Well, it finally happened. We’ve finally arrived at the release of Denis Villeneuve’s adaptation of Dune, a film we’ve been waiting for ever since the three of us (plus Matt Carstens) did a Dune book club during the early days of the pandemic and then did an episode of The Pick talking about the book in relation to the 1984 version of Dune. Matt joins us for an in-depth discussion covering this new Dune as we once again get into how this movie compares to the book while also learning to let go and accept the movie as its own thing. Also, we forgo our Little Picks with a little discussion of No Time To Die, which we were planning on doing a full podcast on, but it just kinda got away from us.
Ohhh! Marone! It may be Shocktober, but there’s still nothing scarier than a mob hit. This week we’re talking about the big screen return (that kinda ended up being a small screen return due to streaming) of The Sopranos. We take a trip back to Jersey with The Many Saints of Newark by reminiscing a bit about one of the greatest TV shows ever as well as how best to assess this companion film in relation to the show. It’s a bit of a longer episode, since apparently it’s subject matter that we have a lot to say about, while we also throw in an extended segment that tests our Sopranos knowledge. Continue reading
With Venom: Let There Be Carnage hitting theaters this week, we’re taking a look back at the original film, the rare case of a superhero movie that we all basically just ignored. It’s hard to say whether Venom convinced us to see this new installment, but at the very least it gives us a reason to see whatever bizarre acting choices Tom Hardy will be up to this time. Apart from Hardy’s madcap performance, we talk about the character’s history, its relation to the overall Spider-verse, and why Sony can’t help but milk it for all it’s worth. Continue reading
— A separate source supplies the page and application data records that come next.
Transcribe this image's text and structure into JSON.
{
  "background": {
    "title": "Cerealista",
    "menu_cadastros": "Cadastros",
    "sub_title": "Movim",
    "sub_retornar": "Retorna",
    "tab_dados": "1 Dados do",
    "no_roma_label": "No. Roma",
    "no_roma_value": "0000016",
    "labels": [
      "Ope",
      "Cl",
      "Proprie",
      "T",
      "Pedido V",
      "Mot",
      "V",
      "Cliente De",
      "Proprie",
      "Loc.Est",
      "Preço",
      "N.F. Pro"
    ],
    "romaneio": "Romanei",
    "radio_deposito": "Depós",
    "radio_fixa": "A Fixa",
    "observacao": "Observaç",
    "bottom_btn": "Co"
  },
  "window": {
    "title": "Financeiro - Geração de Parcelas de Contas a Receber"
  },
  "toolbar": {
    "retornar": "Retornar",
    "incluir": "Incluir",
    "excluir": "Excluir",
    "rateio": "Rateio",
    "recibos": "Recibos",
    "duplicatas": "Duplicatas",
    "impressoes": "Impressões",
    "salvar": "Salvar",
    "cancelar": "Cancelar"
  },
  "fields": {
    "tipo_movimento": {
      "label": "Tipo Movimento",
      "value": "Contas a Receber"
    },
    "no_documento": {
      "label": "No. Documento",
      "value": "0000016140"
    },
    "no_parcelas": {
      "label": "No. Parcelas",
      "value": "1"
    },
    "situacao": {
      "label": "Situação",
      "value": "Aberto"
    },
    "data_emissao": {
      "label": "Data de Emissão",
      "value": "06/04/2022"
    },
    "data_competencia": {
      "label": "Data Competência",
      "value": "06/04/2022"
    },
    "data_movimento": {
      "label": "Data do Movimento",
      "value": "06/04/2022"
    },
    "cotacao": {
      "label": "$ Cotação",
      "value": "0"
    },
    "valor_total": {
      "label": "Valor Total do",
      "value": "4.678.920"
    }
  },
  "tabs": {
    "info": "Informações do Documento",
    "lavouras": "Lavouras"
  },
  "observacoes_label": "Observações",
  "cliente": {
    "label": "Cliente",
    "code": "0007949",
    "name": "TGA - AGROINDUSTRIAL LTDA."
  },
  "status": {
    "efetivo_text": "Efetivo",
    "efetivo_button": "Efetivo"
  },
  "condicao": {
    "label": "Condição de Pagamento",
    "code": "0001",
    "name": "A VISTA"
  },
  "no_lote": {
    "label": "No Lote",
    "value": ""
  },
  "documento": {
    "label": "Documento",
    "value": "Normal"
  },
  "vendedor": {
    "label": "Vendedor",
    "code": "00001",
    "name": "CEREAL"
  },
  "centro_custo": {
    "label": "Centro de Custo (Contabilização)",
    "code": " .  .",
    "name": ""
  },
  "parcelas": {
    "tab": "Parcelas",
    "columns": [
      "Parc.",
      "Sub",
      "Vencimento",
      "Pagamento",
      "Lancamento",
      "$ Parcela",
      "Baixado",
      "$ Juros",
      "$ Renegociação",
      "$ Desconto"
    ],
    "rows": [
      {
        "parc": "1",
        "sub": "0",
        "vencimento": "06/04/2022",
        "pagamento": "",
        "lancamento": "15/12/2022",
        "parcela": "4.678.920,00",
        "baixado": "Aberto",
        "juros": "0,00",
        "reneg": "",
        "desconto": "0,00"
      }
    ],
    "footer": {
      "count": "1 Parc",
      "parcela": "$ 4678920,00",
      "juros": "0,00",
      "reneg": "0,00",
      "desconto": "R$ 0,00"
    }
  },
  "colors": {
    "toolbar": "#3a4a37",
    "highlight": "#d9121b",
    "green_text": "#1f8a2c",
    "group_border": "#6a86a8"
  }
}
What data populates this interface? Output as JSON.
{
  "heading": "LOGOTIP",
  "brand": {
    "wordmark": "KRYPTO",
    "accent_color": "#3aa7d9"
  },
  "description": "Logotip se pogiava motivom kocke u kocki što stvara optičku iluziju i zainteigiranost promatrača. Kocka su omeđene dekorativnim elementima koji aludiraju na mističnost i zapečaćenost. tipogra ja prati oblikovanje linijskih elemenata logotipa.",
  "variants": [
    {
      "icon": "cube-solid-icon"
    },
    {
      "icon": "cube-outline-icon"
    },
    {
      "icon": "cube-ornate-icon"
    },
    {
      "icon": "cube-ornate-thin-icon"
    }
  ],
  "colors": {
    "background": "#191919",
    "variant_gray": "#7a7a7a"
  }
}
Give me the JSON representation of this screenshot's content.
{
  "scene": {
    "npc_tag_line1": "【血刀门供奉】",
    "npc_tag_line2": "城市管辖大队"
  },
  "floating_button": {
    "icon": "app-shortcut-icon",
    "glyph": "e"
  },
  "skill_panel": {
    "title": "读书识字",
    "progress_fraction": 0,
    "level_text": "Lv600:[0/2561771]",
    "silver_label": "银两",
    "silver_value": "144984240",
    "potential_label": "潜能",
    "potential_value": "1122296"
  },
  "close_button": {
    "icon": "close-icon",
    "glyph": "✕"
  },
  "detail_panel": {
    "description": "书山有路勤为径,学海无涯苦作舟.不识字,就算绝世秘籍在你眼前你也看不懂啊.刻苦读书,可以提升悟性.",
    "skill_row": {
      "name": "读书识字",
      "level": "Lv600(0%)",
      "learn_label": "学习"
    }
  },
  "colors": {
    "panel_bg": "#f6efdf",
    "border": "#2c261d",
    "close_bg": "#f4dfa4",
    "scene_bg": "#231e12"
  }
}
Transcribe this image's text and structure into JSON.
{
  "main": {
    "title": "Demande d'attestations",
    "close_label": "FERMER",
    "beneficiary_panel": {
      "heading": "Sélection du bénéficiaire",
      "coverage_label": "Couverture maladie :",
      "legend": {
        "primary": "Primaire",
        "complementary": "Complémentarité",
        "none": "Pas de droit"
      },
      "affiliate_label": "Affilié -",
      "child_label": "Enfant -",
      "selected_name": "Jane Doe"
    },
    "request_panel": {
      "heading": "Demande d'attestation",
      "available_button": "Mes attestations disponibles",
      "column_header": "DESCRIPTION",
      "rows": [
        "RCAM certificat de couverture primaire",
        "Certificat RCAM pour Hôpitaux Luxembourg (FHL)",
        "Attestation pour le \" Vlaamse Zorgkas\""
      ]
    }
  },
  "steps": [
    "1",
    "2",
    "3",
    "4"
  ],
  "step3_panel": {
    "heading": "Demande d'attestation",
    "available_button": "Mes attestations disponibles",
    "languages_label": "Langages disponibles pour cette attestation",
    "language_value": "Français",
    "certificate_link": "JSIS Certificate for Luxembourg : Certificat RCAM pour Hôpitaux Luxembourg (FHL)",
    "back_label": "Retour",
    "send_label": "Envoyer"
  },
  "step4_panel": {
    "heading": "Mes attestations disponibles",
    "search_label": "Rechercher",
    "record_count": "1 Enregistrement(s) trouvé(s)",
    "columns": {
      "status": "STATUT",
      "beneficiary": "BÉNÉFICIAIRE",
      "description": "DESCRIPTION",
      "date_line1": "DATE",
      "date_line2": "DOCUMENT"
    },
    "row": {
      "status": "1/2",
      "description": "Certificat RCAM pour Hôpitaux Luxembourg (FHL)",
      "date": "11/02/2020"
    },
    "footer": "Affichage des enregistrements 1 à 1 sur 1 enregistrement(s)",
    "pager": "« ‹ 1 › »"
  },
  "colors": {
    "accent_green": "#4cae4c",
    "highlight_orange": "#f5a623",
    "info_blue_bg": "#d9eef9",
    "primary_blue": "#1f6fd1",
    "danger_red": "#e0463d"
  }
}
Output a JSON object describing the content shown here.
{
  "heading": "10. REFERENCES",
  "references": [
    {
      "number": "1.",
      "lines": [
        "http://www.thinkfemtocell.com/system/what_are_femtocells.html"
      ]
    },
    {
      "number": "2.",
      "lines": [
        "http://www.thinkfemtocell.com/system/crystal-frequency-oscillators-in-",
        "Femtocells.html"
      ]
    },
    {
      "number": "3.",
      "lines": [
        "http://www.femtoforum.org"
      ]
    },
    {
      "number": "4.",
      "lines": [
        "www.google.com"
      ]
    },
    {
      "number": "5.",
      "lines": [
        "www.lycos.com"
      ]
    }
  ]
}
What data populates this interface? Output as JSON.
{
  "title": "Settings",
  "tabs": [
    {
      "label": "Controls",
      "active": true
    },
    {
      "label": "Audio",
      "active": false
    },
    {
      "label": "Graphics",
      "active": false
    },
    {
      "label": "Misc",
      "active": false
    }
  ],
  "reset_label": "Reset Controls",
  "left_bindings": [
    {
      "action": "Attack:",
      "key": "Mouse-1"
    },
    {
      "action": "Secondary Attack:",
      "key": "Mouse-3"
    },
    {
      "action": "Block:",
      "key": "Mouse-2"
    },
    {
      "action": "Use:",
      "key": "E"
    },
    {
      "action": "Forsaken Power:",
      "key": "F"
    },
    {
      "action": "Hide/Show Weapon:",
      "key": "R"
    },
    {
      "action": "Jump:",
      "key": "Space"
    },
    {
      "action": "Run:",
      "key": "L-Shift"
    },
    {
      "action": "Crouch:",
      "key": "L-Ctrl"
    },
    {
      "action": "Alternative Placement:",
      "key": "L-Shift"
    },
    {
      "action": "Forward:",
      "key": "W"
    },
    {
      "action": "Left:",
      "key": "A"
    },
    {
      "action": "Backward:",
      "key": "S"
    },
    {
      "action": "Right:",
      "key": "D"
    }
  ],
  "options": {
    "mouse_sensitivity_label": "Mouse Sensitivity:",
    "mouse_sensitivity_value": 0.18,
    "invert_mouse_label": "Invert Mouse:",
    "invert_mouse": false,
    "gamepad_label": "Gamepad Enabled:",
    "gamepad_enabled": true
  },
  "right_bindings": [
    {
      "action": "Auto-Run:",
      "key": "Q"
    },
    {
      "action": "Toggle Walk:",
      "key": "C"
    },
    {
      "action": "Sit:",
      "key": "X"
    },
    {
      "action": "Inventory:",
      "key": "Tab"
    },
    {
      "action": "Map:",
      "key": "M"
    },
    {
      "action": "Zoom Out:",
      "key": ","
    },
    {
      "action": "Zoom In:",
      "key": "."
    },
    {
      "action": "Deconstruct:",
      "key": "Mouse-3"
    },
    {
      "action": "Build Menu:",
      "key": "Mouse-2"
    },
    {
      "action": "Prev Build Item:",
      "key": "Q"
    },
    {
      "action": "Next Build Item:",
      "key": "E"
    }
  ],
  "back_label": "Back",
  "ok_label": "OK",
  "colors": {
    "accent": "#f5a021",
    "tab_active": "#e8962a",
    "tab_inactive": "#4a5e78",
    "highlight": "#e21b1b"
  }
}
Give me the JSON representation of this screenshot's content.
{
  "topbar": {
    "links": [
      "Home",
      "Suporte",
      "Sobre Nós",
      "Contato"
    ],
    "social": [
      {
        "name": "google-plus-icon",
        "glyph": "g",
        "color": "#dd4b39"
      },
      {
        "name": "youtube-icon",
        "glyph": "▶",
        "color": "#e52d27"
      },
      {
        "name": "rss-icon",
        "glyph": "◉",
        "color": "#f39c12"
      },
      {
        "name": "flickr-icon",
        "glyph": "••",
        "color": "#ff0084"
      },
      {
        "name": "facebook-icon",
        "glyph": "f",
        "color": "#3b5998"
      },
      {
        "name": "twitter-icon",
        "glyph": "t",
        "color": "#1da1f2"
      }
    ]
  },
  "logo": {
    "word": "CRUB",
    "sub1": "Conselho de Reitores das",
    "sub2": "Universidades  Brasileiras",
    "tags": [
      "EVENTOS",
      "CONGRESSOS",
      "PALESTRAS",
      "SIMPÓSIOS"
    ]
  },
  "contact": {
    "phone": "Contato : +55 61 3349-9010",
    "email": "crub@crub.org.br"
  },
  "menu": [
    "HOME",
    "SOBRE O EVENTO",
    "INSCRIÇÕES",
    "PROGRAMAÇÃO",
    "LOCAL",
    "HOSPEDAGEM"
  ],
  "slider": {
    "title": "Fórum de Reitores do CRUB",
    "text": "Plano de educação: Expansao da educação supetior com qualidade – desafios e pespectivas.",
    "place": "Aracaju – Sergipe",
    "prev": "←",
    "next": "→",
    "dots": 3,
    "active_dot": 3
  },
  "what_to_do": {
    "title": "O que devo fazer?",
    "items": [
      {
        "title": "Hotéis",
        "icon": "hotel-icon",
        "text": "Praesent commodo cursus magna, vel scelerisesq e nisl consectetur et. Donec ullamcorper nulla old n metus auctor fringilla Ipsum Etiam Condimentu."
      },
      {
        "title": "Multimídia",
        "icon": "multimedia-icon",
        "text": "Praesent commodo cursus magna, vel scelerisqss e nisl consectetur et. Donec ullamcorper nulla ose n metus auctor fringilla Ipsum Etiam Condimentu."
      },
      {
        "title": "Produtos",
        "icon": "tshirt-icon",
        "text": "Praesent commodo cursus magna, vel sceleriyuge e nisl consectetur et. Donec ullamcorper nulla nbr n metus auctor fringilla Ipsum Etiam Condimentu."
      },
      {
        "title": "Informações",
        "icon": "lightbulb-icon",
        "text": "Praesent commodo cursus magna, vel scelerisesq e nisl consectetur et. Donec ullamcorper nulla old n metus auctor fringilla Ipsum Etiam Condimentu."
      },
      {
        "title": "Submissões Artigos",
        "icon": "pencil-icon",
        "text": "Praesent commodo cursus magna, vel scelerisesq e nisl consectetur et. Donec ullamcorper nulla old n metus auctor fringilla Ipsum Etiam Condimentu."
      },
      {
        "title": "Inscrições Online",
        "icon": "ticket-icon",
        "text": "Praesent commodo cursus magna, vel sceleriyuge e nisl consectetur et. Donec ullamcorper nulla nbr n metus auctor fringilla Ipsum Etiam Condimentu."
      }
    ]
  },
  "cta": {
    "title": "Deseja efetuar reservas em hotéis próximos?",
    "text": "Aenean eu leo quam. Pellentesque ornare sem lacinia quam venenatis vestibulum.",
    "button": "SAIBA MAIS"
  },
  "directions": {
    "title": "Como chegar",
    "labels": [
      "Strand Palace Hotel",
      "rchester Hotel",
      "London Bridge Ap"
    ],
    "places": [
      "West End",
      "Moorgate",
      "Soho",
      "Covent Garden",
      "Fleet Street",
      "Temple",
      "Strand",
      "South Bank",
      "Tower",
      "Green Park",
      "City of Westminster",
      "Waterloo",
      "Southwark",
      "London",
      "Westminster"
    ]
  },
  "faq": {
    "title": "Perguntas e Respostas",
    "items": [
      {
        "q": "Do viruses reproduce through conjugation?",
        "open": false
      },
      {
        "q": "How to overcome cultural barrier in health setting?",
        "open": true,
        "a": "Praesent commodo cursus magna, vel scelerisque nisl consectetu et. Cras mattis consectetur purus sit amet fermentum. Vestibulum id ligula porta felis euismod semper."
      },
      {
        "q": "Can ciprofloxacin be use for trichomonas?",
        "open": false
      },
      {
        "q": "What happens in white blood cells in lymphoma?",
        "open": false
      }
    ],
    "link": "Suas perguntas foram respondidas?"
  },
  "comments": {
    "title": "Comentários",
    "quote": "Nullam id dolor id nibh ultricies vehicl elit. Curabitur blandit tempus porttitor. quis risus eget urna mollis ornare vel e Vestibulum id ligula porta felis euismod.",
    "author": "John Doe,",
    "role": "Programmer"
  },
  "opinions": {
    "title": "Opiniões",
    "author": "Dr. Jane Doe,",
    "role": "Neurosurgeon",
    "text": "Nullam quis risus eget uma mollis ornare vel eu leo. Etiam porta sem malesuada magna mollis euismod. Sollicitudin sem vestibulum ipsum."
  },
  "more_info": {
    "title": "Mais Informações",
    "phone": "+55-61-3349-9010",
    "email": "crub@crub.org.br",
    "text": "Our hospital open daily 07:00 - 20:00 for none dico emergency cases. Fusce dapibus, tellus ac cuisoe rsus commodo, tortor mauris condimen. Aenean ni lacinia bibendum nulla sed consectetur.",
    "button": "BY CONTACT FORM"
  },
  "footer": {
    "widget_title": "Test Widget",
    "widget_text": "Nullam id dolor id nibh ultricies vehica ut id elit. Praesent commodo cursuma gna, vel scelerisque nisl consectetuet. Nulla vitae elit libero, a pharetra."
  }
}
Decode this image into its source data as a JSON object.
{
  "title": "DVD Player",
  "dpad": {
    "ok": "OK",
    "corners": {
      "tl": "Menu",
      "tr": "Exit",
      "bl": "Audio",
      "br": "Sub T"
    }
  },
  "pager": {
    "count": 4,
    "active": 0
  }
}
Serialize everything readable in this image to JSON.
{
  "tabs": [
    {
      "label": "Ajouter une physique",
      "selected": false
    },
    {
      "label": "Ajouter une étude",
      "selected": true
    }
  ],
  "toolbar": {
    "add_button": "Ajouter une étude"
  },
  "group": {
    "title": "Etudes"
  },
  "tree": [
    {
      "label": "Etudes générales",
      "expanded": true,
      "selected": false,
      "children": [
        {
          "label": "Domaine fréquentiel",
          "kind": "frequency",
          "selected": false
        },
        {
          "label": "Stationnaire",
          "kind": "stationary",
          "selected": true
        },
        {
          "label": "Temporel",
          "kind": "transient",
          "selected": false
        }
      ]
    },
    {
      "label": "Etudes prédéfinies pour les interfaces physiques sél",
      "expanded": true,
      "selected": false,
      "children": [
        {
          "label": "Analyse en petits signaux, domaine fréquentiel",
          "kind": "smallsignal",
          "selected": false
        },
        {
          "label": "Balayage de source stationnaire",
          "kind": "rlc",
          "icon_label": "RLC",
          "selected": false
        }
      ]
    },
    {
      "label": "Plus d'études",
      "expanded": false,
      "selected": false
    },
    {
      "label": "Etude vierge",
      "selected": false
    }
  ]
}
We just wanna have some kicks, we just wanna get some clicks! This week, in honor of the return of school that accompanies any September, we’re enrolling at Rock ‘n’ Roll High School. Coming from the same blog/podcast feed that hosted a show called Rokk Talk, we can’t help but get into talking about the Ramones and how it’s both strange and amazing that they got to be such an integral part of a delightful little comedy. We also talk a bit about the Roger Corman production company and ethos that birthed the movie, as well as the unsung story of director Allan Arkush and his Letterboxd feed. Gabba gabba hey! Continue reading